[Excerpts from an interface dataset]
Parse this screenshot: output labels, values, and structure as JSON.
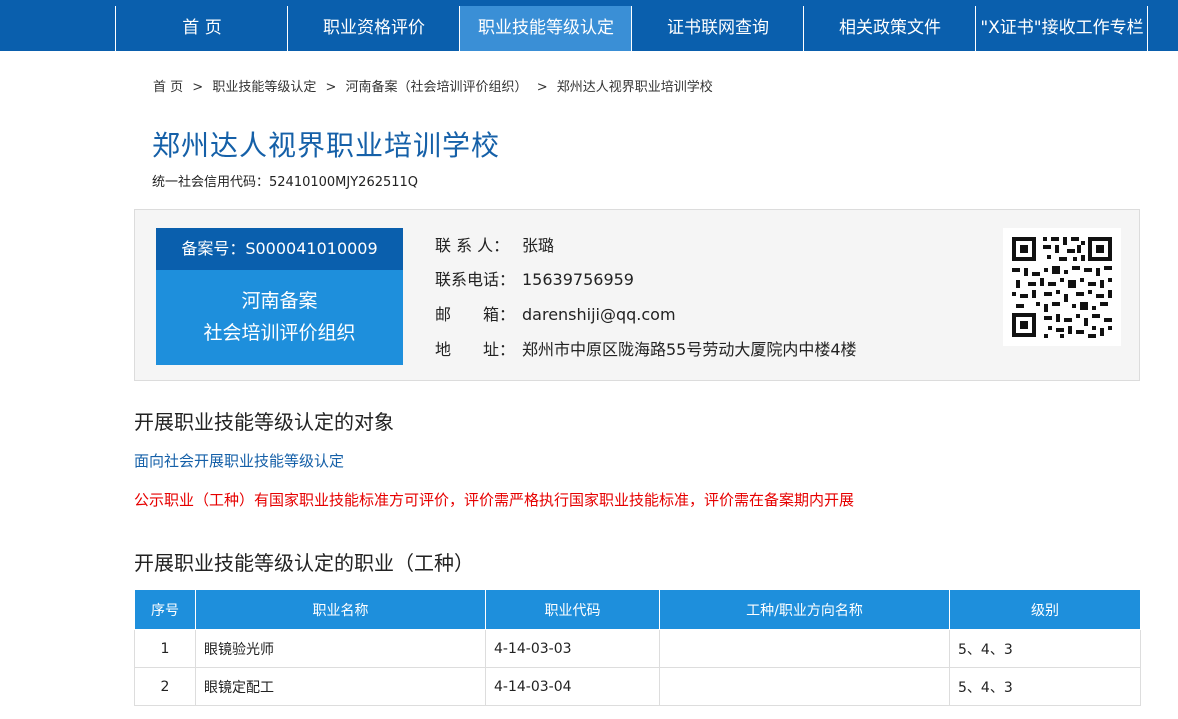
{
  "nav": {
    "items": [
      {
        "label": "首 页"
      },
      {
        "label": "职业资格评价"
      },
      {
        "label": "职业技能等级认定"
      },
      {
        "label": "证书联网查询"
      },
      {
        "label": "相关政策文件"
      },
      {
        "label": "\"X证书\"接收工作专栏"
      }
    ],
    "active_index": 2
  },
  "breadcrumb": [
    "首 页",
    "职业技能等级认定",
    "河南备案（社会培训评价组织）",
    "郑州达人视界职业培训学校"
  ],
  "breadcrumb_separator": ">",
  "org": {
    "name": "郑州达人视界职业培训学校",
    "credit_label": "统一社会信用代码：",
    "credit_code": "52410100MJY262511Q"
  },
  "card": {
    "record_label": "备案号：",
    "record_no": "S000041010009",
    "type_line1": "河南备案",
    "type_line2": "社会培训评价组织",
    "contact_label": "联 系 人：",
    "contact": "张璐",
    "phone_label": "联系电话：",
    "phone": "15639756959",
    "email_label": "邮　　箱：",
    "email": "darenshiji@qq.com",
    "address_label": "地　　址：",
    "address": "郑州市中原区陇海路55号劳动大厦院内中楼4楼"
  },
  "section1": {
    "title": "开展职业技能等级认定的对象",
    "scope": "面向社会开展职业技能等级认定",
    "notice": "公示职业（工种）有国家职业技能标准方可评价，评价需严格执行国家职业技能标准，评价需在备案期内开展"
  },
  "section2": {
    "title": "开展职业技能等级认定的职业（工种）"
  },
  "table": {
    "headers": [
      "序号",
      "职业名称",
      "职业代码",
      "工种/职业方向名称",
      "级别"
    ],
    "rows": [
      {
        "no": "1",
        "name": "眼镜验光师",
        "code": "4-14-03-03",
        "direction": "",
        "level": "5、4、3"
      },
      {
        "no": "2",
        "name": "眼镜定配工",
        "code": "4-14-03-04",
        "direction": "",
        "level": "5、4、3"
      }
    ]
  },
  "colors": {
    "nav_bg": "#0a5fad",
    "nav_active": "#3a8fd6",
    "table_header": "#1e8fdc",
    "title_blue": "#1560a8",
    "notice_red": "#e60000"
  }
}
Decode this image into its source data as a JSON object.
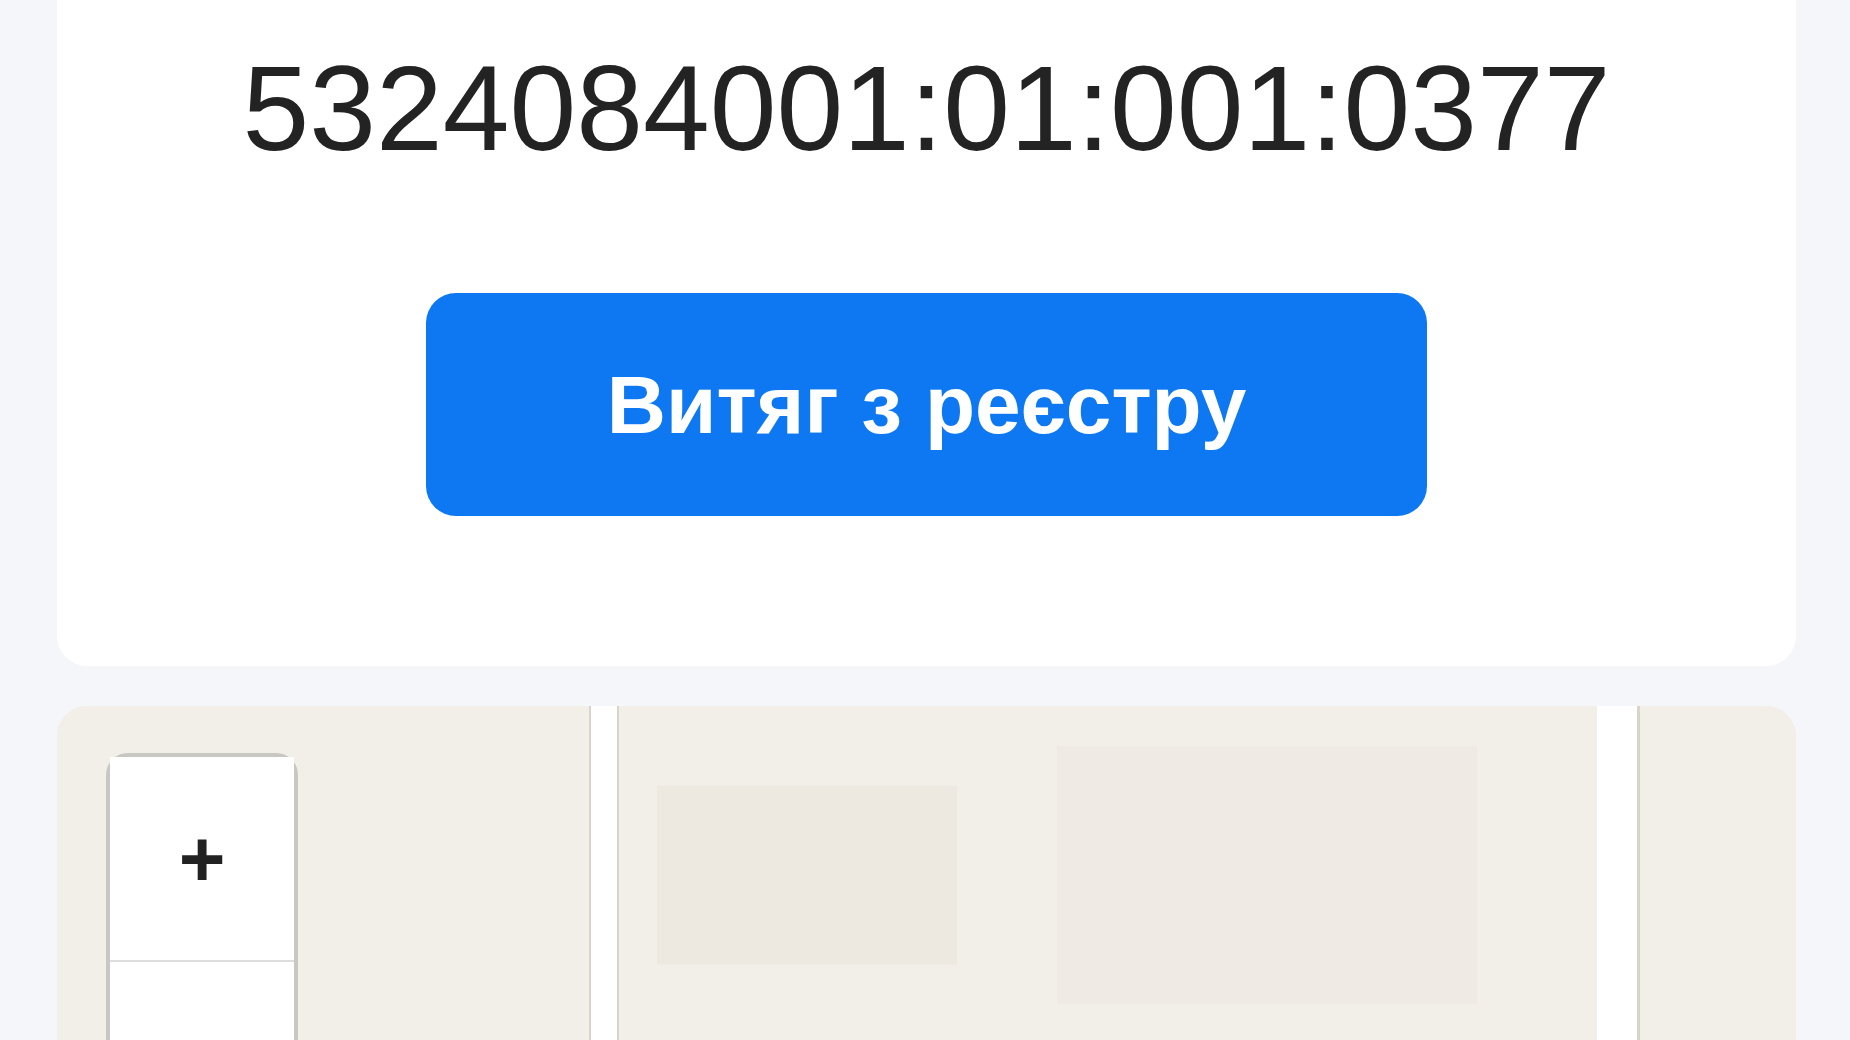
{
  "parcel": {
    "cadastral_number": "5324084001:01:001:0377",
    "button": "Витяг з реєстру"
  },
  "map": {
    "kind": "picture",
    "zoom_in": "+"
  }
}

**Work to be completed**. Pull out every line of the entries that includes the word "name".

**Response area**.
    "name": "郑州达人视界职业培训学校",
        "name": "眼镜验光师",
        "name": "眼镜定配工",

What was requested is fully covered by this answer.